(DATA TO USE)
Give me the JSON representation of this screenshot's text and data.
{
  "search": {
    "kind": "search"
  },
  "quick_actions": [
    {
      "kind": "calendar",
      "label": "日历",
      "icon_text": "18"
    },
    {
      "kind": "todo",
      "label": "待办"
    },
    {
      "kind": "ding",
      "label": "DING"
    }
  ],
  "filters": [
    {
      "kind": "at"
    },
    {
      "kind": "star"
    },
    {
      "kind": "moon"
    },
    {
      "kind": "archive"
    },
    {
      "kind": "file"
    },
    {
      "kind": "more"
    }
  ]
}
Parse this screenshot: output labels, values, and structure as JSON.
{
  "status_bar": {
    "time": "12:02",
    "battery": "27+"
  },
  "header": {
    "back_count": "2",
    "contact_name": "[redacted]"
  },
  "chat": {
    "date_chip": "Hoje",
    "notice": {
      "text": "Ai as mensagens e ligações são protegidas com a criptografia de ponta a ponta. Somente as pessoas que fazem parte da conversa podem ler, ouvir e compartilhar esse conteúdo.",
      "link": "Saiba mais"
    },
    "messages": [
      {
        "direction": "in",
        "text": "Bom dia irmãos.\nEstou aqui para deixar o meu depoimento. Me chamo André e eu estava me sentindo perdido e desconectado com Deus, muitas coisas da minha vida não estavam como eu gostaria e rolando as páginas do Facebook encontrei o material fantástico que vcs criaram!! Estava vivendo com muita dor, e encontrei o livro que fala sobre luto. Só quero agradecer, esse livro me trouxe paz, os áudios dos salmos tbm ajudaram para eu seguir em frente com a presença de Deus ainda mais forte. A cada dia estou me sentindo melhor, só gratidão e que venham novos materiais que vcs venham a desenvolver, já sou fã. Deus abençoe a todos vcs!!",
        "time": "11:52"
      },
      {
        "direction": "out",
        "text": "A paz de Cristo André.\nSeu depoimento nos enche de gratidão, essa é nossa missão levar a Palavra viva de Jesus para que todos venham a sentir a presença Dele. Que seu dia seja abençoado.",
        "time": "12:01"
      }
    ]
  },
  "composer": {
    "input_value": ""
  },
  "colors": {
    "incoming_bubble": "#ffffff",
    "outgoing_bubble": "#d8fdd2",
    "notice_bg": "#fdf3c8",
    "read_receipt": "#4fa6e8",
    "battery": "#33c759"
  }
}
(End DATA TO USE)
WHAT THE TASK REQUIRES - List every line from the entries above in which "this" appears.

RESPONSE TO THE TASK -
Give me the JSON representation of this screenshot's text and data.
Parse this screenshot: output labels, values, and structure as JSON.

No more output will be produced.